§ **WORK TO COMPLETE**
Each entry should be set down again verbatim, with the images omitted.

§ **DATASET EXCERPTS**
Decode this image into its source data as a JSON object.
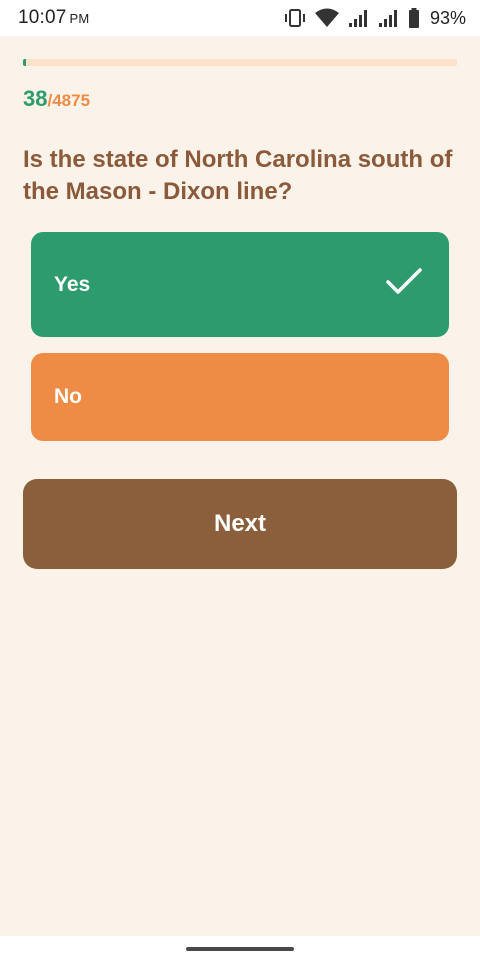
{
  "status_bar": {
    "time": "10:07",
    "ampm": "PM",
    "battery_percent": "93%"
  },
  "quiz": {
    "progress_fraction": 0.0078,
    "current": "38",
    "total": "/4875",
    "question": "Is the state of North Carolina south of the Mason - Dixon line?",
    "options": [
      {
        "label": "Yes",
        "selected": true
      },
      {
        "label": "No",
        "selected": false
      }
    ],
    "next_label": "Next"
  },
  "colors": {
    "background": "#fbf3ea",
    "correct_green": "#2e9b6e",
    "orange": "#ee8c45",
    "brown": "#8b5e3c",
    "question_text": "#8b5a3b",
    "progress_track": "#fbe2c8"
  },
  "icons": {
    "status": [
      "vibrate-icon",
      "wifi-icon",
      "signal-icon",
      "signal-icon",
      "battery-icon"
    ],
    "selected_option": "checkmark-icon"
  }
}
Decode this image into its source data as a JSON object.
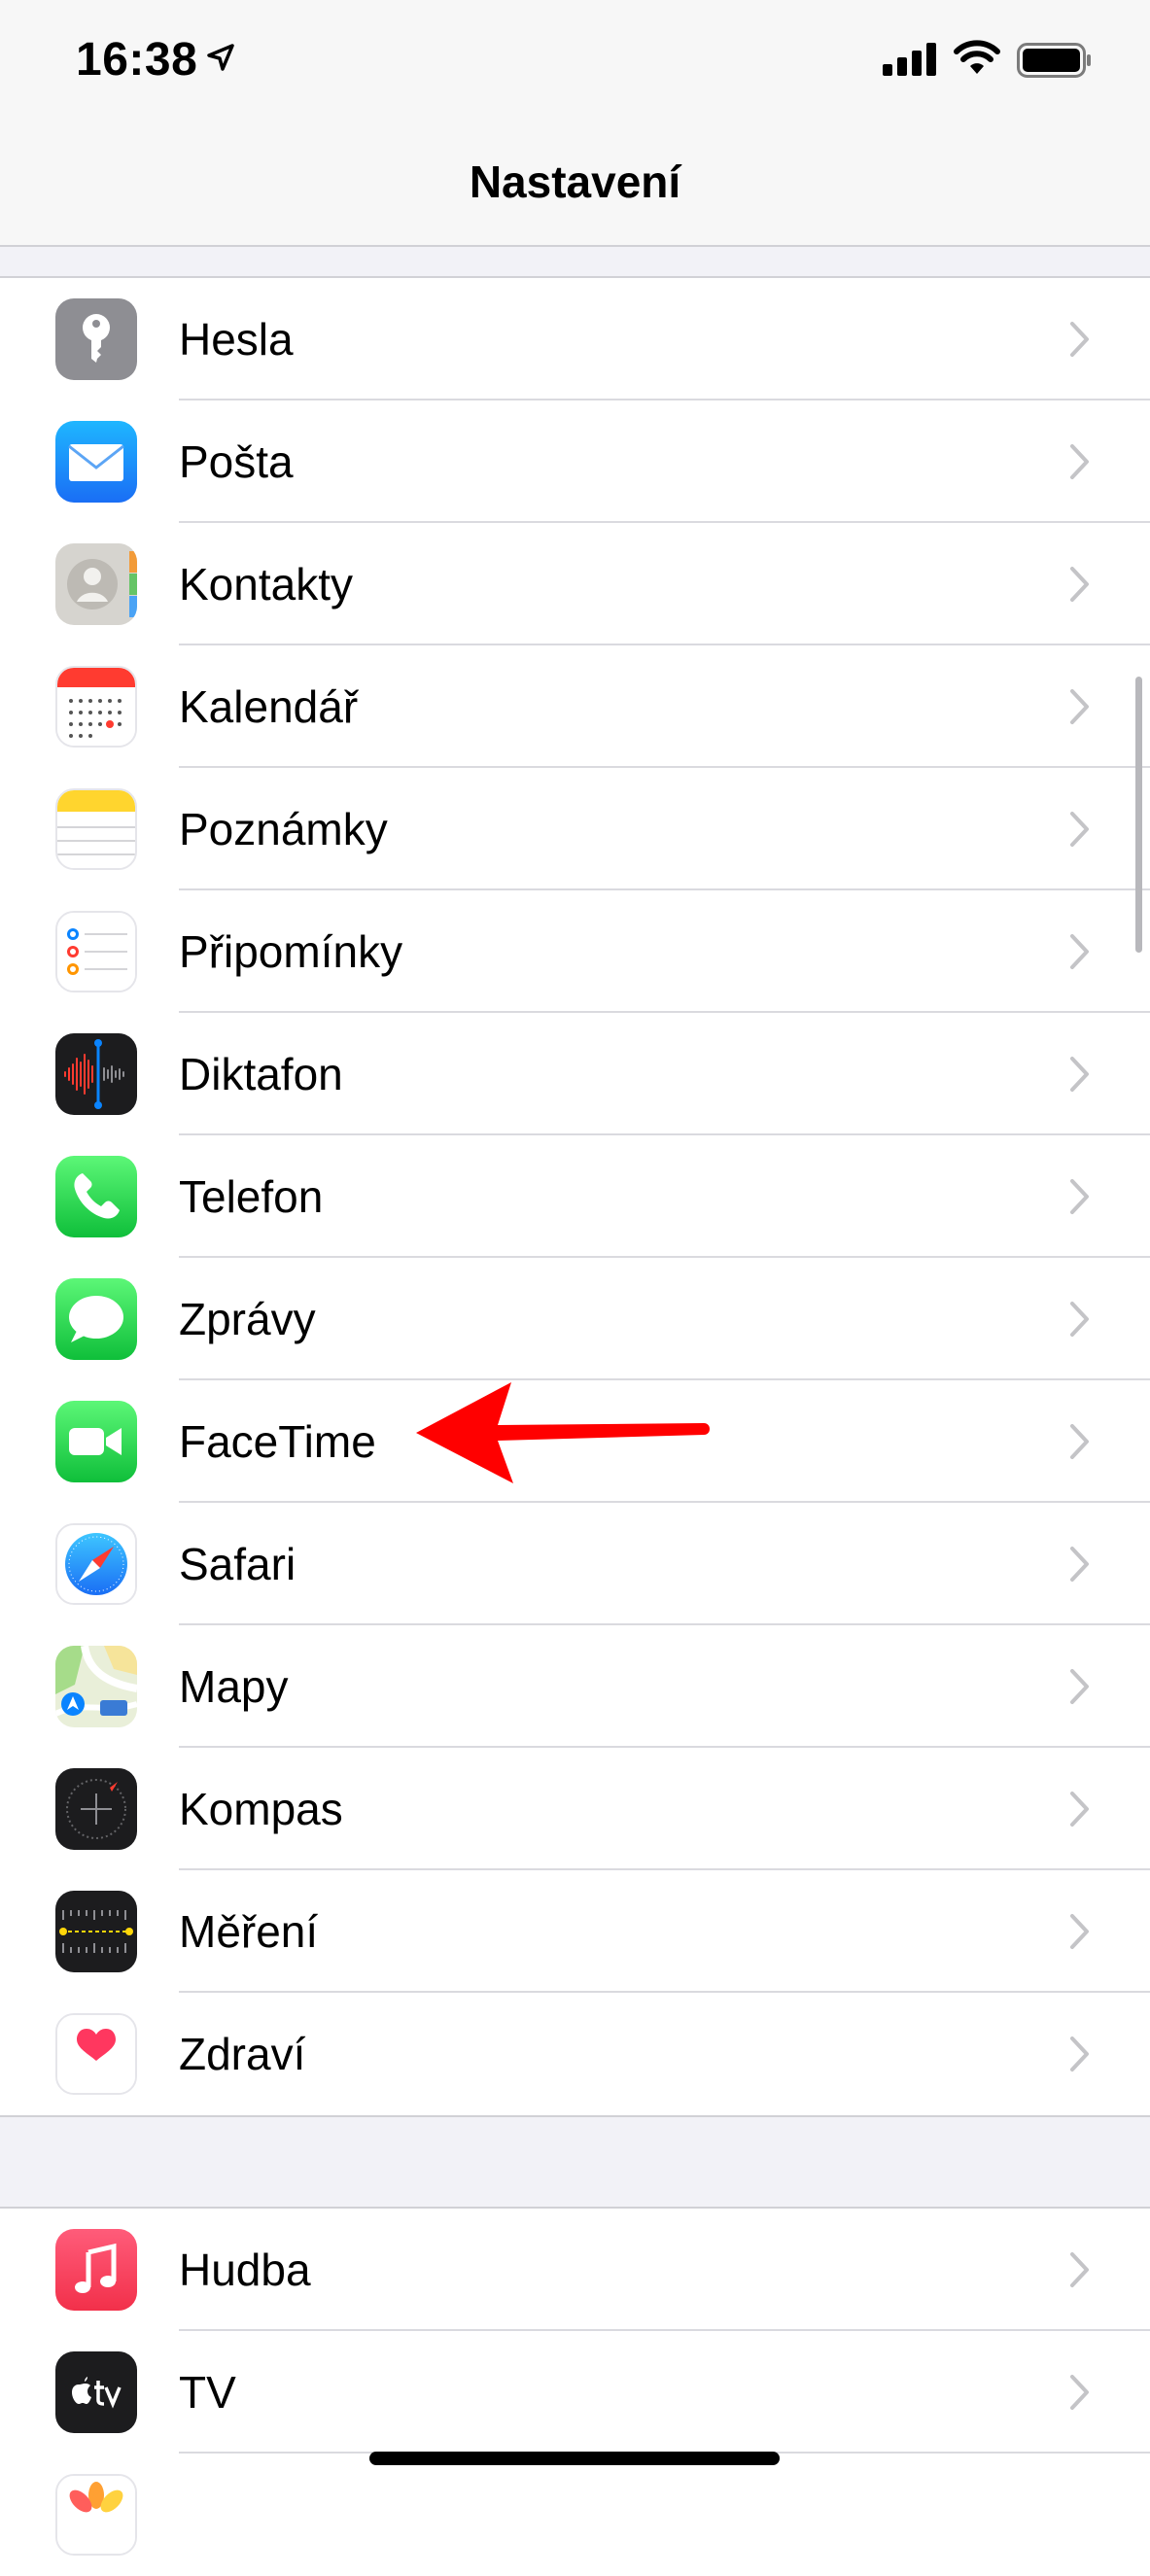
{
  "status_bar": {
    "time": "16:38"
  },
  "nav": {
    "title": "Nastavení"
  },
  "group1": [
    {
      "label": "Hesla",
      "icon": "key-icon"
    },
    {
      "label": "Pošta",
      "icon": "mail-icon"
    },
    {
      "label": "Kontakty",
      "icon": "contacts-icon"
    },
    {
      "label": "Kalendář",
      "icon": "calendar-icon"
    },
    {
      "label": "Poznámky",
      "icon": "notes-icon"
    },
    {
      "label": "Připomínky",
      "icon": "reminders-icon"
    },
    {
      "label": "Diktafon",
      "icon": "voice-memos-icon"
    },
    {
      "label": "Telefon",
      "icon": "phone-icon"
    },
    {
      "label": "Zprávy",
      "icon": "messages-icon"
    },
    {
      "label": "FaceTime",
      "icon": "facetime-icon"
    },
    {
      "label": "Safari",
      "icon": "safari-compass-icon"
    },
    {
      "label": "Mapy",
      "icon": "maps-icon"
    },
    {
      "label": "Kompas",
      "icon": "compass-icon"
    },
    {
      "label": "Měření",
      "icon": "measure-icon"
    },
    {
      "label": "Zdraví",
      "icon": "health-heart-icon"
    }
  ],
  "group2": [
    {
      "label": "Hudba",
      "icon": "music-note-icon"
    },
    {
      "label": "TV",
      "icon": "apple-tv-icon"
    }
  ],
  "annotation": {
    "icon": "red-arrow-icon",
    "color": "#ff0000"
  }
}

§ **WRITTEN RESPONSE**
Decode this image into its source data as a JSON object.
{
  "status_bar": {
    "time": "10:07",
    "ampm": "PM",
    "battery_percent": "93%"
  },
  "quiz": {
    "progress_fraction": 0.0078,
    "current": "38",
    "total": "/4875",
    "question": "Is the state of North Carolina south of the Mason - Dixon line?",
    "options": [
      {
        "label": "Yes",
        "selected": true
      },
      {
        "label": "No",
        "selected": false
      }
    ],
    "next_label": "Next"
  },
  "colors": {
    "background": "#fbf3ea",
    "correct_green": "#2e9b6e",
    "orange": "#ee8c45",
    "brown": "#8b5e3c",
    "question_text": "#8b5a3b",
    "progress_track": "#fbe2c8"
  },
  "icons": {
    "status": [
      "vibrate-icon",
      "wifi-icon",
      "signal-icon",
      "signal-icon",
      "battery-icon"
    ],
    "selected_option": "checkmark-icon"
  }
}
Decode this image into its source data as a JSON object.
{
  "status_bar": {
    "time": "16:38"
  },
  "nav": {
    "title": "Nastavení"
  },
  "group1": [
    {
      "label": "Hesla",
      "icon": "key-icon"
    },
    {
      "label": "Pošta",
      "icon": "mail-icon"
    },
    {
      "label": "Kontakty",
      "icon": "contacts-icon"
    },
    {
      "label": "Kalendář",
      "icon": "calendar-icon"
    },
    {
      "label": "Poznámky",
      "icon": "notes-icon"
    },
    {
      "label": "Připomínky",
      "icon": "reminders-icon"
    },
    {
      "label": "Diktafon",
      "icon": "voice-memos-icon"
    },
    {
      "label": "Telefon",
      "icon": "phone-icon"
    },
    {
      "label": "Zprávy",
      "icon": "messages-icon"
    },
    {
      "label": "FaceTime",
      "icon": "facetime-icon"
    },
    {
      "label": "Safari",
      "icon": "safari-compass-icon"
    },
    {
      "label": "Mapy",
      "icon": "maps-icon"
    },
    {
      "label": "Kompas",
      "icon": "compass-icon"
    },
    {
      "label": "Měření",
      "icon": "measure-icon"
    },
    {
      "label": "Zdraví",
      "icon": "health-heart-icon"
    }
  ],
  "group2": [
    {
      "label": "Hudba",
      "icon": "music-note-icon"
    },
    {
      "label": "TV",
      "icon": "apple-tv-icon"
    }
  ],
  "annotation": {
    "icon": "red-arrow-icon",
    "color": "#ff0000"
  }
}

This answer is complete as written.